“Ok, people, show me your poop clean-up bags. Hold ‘em high. There is no such thing as the poop fairy around here.”
One of the first things we learn is to use a marking word when our dog exhibits an appropriate and desired behavior. The word is “Yes!” spoken in a firm and exuberant manner. We practice saying it in unison as the instructor tosses a string cheese stick (highly prized treat) in the air and we all shout “Yes!” at the exact moment it hits the floor. Precise timing of the marking word is essential in teaching the puppy a new behavior. As each new command is taught, a correct response from the dog is followed immediately by “Yes!” and a food treat. The idea is for the owners to establish themselves as the leader of the pack but always through positive and encouraging praise, not by angry and punitive words.
I couldn’t help but think how we have all had to learn new commands in the last year. Stay home, mask up, quarantine, social distance, lock down. Behaviors for which we previously had no more understanding or context than a three-month old puppy being told to sit and stay. Maybe we needed a marking word to get us to do what we were supposed to or maybe we needed more high value treats to reward us when we complied, although the reward of not getting sick or dying is pretty high value. It seems like many of us were easily distracted—barking at others, pulling on our leashes, and trying to establish dominance in the pack.
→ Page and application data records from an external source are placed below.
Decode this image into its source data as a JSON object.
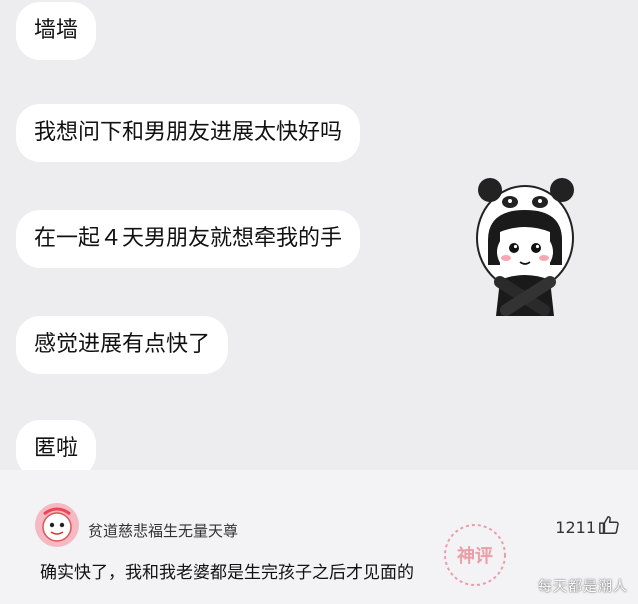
{
  "messages": [
    "墙墙",
    "我想问下和男朋友进展太快好吗",
    "在一起４天男朋友就想牵我的手",
    "感觉进展有点快了",
    "匿啦"
  ],
  "comment": {
    "username": "贫道慈悲福生无量天尊",
    "likes": "1211",
    "text": "确实快了，我和我老婆都是生完孩子之后才见面的"
  },
  "stamp_text": "神评",
  "watermark": "每天都是潮人",
  "icons": {
    "sticker": "panda-girl-sticker",
    "avatar": "cartoon-avatar-icon",
    "like": "thumbs-up-icon"
  },
  "colors": {
    "chat_background": "#ededf0",
    "bubble": "#ffffff",
    "comment_background": "#f3f3f5",
    "stamp": "#e35a6a"
  }
}
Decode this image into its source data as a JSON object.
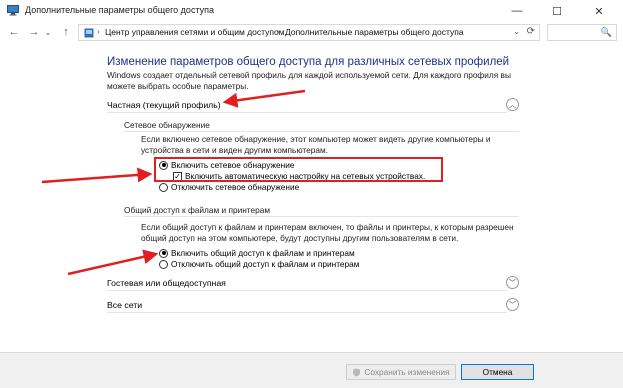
{
  "window": {
    "title": "Дополнительные параметры общего доступа",
    "min_glyph": "—",
    "max_glyph": "☐",
    "close_glyph": "✕"
  },
  "nav": {
    "back_glyph": "←",
    "forward_glyph": "→",
    "history_glyph": "⌄",
    "up_glyph": "↑",
    "breadcrumb": [
      "Центр управления сетями и общим доступом",
      "Дополнительные параметры общего доступа"
    ],
    "separator": "›",
    "dropdown_glyph": "⌄",
    "refresh_glyph": "⟳",
    "search_placeholder": "",
    "search_glyph": "🔍"
  },
  "main": {
    "heading": "Изменение параметров общего доступа для различных сетевых профилей",
    "intro": "Windows создает отдельный сетевой профиль для каждой используемой сети. Для каждого профиля вы можете выбрать особые параметры.",
    "profiles": [
      {
        "label": "Частная (текущий профиль)",
        "expanded": true,
        "chevron": "︿"
      },
      {
        "label": "Гостевая или общедоступная",
        "expanded": false,
        "chevron": "﹀"
      },
      {
        "label": "Все сети",
        "expanded": false,
        "chevron": "﹀"
      }
    ],
    "discovery": {
      "title": "Сетевое обнаружение",
      "description": "Если включено сетевое обнаружение, этот компьютер может видеть другие компьютеры и устройства в сети и виден другим компьютерам.",
      "option_on": "Включить сетевое обнаружение",
      "auto_setup": "Включить автоматическую настройку на сетевых устройствах.",
      "auto_setup_checked": true,
      "option_off": "Отключить сетевое обнаружение",
      "selected": "on"
    },
    "sharing": {
      "title": "Общий доступ к файлам и принтерам",
      "description": "Если общий доступ к файлам и принтерам включен, то файлы и принтеры, к которым разрешен общий доступ на этом компьютере, будут доступны другим пользователям в сети.",
      "option_on": "Включить общий доступ к файлам и принтерам",
      "option_off": "Отключить общий доступ к файлам и принтерам",
      "selected": "on"
    }
  },
  "footer": {
    "save_label": "Сохранить изменения",
    "cancel_label": "Отмена"
  },
  "colors": {
    "heading": "#1e3287",
    "annotation_red": "#e02020",
    "focus_blue": "#0078d7"
  }
}
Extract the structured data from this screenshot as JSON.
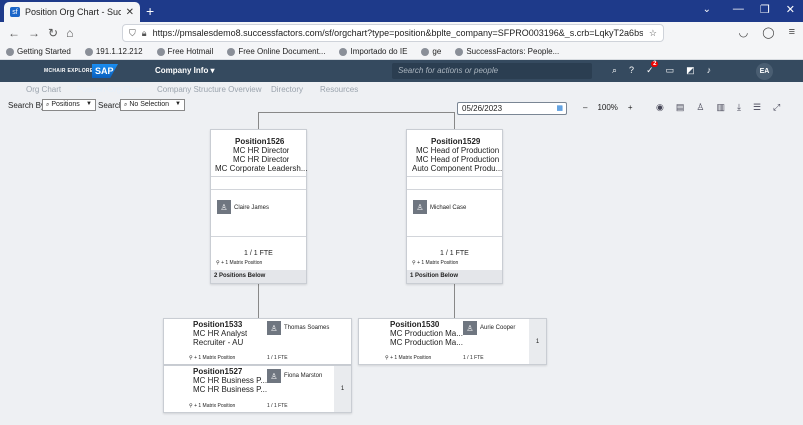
{
  "browser": {
    "tab_title": "Position Org Chart - SuccessFac",
    "tab_close": "✕",
    "new_tab": "+",
    "tab_list": "⌄",
    "window": {
      "minimize": "—",
      "restore": "❐",
      "close": "✕"
    },
    "url": "https://pmsalesdemo8.successfactors.com/sf/orgchart?type=position&bplte_company=SFPRO003196&_s.crb=LqkyT2a6bs0oJqothsi6%252fNRQj2RYp",
    "bookmarks": [
      "Getting Started",
      "191.1.12.212",
      "Free Hotmail",
      "Free Online Document...",
      "Importado do IE",
      "ge",
      "SuccessFactors: People..."
    ]
  },
  "shell": {
    "brand_small": "MCHAIR EXPLORE",
    "logo_text": "SAP",
    "company_menu": "Company Info ▾",
    "search_placeholder": "Search for actions or people",
    "notification_count": "2",
    "avatar_initials": "EA"
  },
  "subnav": {
    "tabs": [
      "Org Chart",
      "Position Org Chart",
      "Company Structure Overview",
      "Directory",
      "Resources"
    ]
  },
  "toolbar": {
    "search_by_label": "Search By",
    "search_by_value": "Positions",
    "search_label": "Search",
    "search_value": "No Selection",
    "date": "05/26/2023",
    "zoom_out": "–",
    "zoom_level": "100%",
    "zoom_in": "+"
  },
  "chart": {
    "top": [
      {
        "title": "Position1526",
        "lines": [
          "MC HR Director",
          "MC HR Director",
          "MC Corporate Leadersh..."
        ],
        "person": "Claire James",
        "fte": "1 / 1 FTE",
        "matrix": "+ 1 Matrix Position",
        "below": "2 Positions Below"
      },
      {
        "title": "Position1529",
        "lines": [
          "MC Head of Production",
          "MC Head of Production",
          "Auto Component Produ..."
        ],
        "person": "Michael Case",
        "fte": "1 / 1 FTE",
        "matrix": "+ 1 Matrix Position",
        "below": "1 Position Below"
      }
    ],
    "children": [
      {
        "title": "Position1533",
        "lines": [
          "MC HR Analyst",
          "Recruiter - AU"
        ],
        "person": "Thomas Soames",
        "matrix": "+ 1 Matrix Position",
        "fte": "1 / 1 FTE"
      },
      {
        "title": "Position1527",
        "lines": [
          "MC HR Business P...",
          "MC HR Business P..."
        ],
        "person": "Fiona Marston",
        "matrix": "+ 1 Matrix Position",
        "fte": "1 / 1 FTE",
        "count": "1"
      },
      {
        "title": "Position1530",
        "lines": [
          "MC Production Ma...",
          "MC Production Ma..."
        ],
        "person": "Aurie Cooper",
        "matrix": "+ 1 Matrix Position",
        "fte": "1 / 1 FTE",
        "count": "1"
      }
    ]
  }
}
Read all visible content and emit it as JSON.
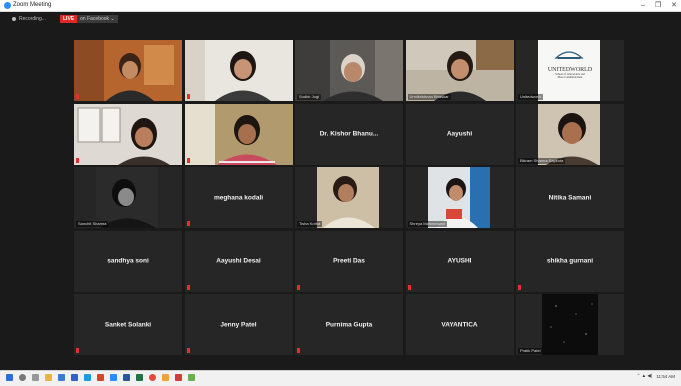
{
  "window": {
    "title": "Zoom Meeting"
  },
  "toolbar": {
    "recording_label": "Recording...",
    "live_badge": "LIVE",
    "live_destination": "on Facebook ⌄"
  },
  "participants": [
    {
      "display": "",
      "label": ""
    },
    {
      "display": "",
      "label": ""
    },
    {
      "display": "",
      "label": "Sudhir Jogi"
    },
    {
      "display": "",
      "label": "Unnikrishnan Bhaskar"
    },
    {
      "display": "",
      "label": "Unitedworld"
    },
    {
      "display": "",
      "label": ""
    },
    {
      "display": "",
      "label": ""
    },
    {
      "display": "Dr. Kishor Bhanu...",
      "label": ""
    },
    {
      "display": "Aayushi",
      "label": ""
    },
    {
      "display": "",
      "label": "Bikram Sharma Sapkota"
    },
    {
      "display": "",
      "label": "Sanchit Sharma"
    },
    {
      "display": "meghana kodali",
      "label": ""
    },
    {
      "display": "",
      "label": "Tisha Kotha"
    },
    {
      "display": "",
      "label": "Shreya Maheshwari"
    },
    {
      "display": "Nitika Samani",
      "label": ""
    },
    {
      "display": "sandhya soni",
      "label": ""
    },
    {
      "display": "Aayushi Desai",
      "label": ""
    },
    {
      "display": "Preeti Das",
      "label": ""
    },
    {
      "display": "AYUSHI",
      "label": ""
    },
    {
      "display": "shikha gurnani",
      "label": ""
    },
    {
      "display": "Sanket Solanki",
      "label": ""
    },
    {
      "display": "Jenny Patel",
      "label": ""
    },
    {
      "display": "Purnima Gupta",
      "label": ""
    },
    {
      "display": "VAYANTICA",
      "label": ""
    },
    {
      "display": "",
      "label": "Pratik Patel"
    }
  ],
  "logo": {
    "line1": "UNITEDWORLD",
    "line2": "School of Liberal Arts and Mass Communication"
  },
  "tray": {
    "time": "11:54 AM"
  },
  "colors": {
    "active_speaker": "#d8e04a",
    "muted": "#e03030",
    "live": "#e02828"
  }
}
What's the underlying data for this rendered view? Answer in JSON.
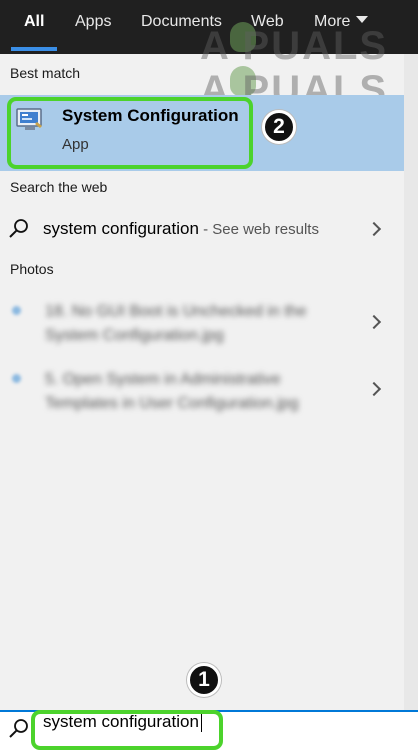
{
  "tabs": [
    {
      "label": "All",
      "active": true
    },
    {
      "label": "Apps"
    },
    {
      "label": "Documents"
    },
    {
      "label": "Web"
    },
    {
      "label": "More"
    }
  ],
  "watermark": {
    "line1": "A  PUALS",
    "line2": "A  PUALS"
  },
  "best_match": {
    "heading": "Best match",
    "title": "System Configuration",
    "subtitle": "App",
    "icon": "msconfig-icon"
  },
  "web": {
    "heading": "Search the web",
    "query": "system configuration",
    "suffix": " - See web results"
  },
  "photos": {
    "heading": "Photos",
    "items": [
      {
        "line1": "18. No GUI Boot is Unchecked in the",
        "line2": "System Configuration.jpg"
      },
      {
        "line1": "5. Open System in Administrative",
        "line2": "Templates in User Configuration.jpg"
      }
    ]
  },
  "search": {
    "value": "system configuration"
  },
  "steps": {
    "one": "1",
    "two": "2"
  },
  "colors": {
    "accent": "#0078d7",
    "highlight": "#4cd32c",
    "selected": "#a9cbe9"
  }
}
At the end of the six-week session, dogs and their owners must demonstrate a number of basic skills in order for the dog to be designated an “American Kennel Club Star Puppy.” It requires cooperation and practice and working together as a team. Learning to be good human and canine citizens involves constant repetition of the marking word and lots of treats and lots of hugs. We could all take a lesson from the dog trainers.